Almost 70 percent of the dogs live in families without children. This is an increase of five percent since 2006. There is a trend that the number of dogs are declining in the big cities.
The health status of dogs in Sweden regarding infectious diseases is generally good. The National Veterinary Institute publishes every year a report on the surveillance activities carried out in Sweden during the past year, for animal diseases and zoonotic agents in humans, food, feed and animals.
The Swedish Board of Agriculture publishes an annual report on notifiable diseases of animals.
Regarding antibiotic resistance and antibiotic consumption in both human and veterinary medicine Sweden is still in a good situation. The Swedres-Svarm report is an integrated report from the Public Health Agency of Sweden and the National Veterinary Institute.

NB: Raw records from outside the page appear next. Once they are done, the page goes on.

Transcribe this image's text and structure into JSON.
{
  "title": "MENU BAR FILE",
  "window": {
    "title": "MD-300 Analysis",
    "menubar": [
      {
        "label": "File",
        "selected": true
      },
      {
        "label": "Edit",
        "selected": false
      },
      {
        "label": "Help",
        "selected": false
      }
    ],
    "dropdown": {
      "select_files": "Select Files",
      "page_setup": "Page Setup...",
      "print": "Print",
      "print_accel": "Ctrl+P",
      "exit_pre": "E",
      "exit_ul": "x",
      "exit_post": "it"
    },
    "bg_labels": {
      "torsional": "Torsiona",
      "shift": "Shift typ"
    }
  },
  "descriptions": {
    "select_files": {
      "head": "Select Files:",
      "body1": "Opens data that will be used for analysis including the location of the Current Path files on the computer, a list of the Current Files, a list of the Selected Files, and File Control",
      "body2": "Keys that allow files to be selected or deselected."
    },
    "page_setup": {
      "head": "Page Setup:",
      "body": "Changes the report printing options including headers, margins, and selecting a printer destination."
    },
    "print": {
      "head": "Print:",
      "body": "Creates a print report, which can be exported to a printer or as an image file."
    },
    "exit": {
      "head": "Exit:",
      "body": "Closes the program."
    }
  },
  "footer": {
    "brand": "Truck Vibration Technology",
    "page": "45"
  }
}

Swedish pet owners have a long tradition of buying veterinary care insurances for their pets. Almost 80 percent of the dogs in Sweden have a veterinary care insurance. Insurance data from the biggest animal insurance company in Sweden, Agria Djurförsäkring, shows that the five most common diagnosis for dogs getting veterinary attention are inflammation of the uterus, skin tumors, mammary tumors, inflammation of the ear and different kinds of traumatic skin injuries.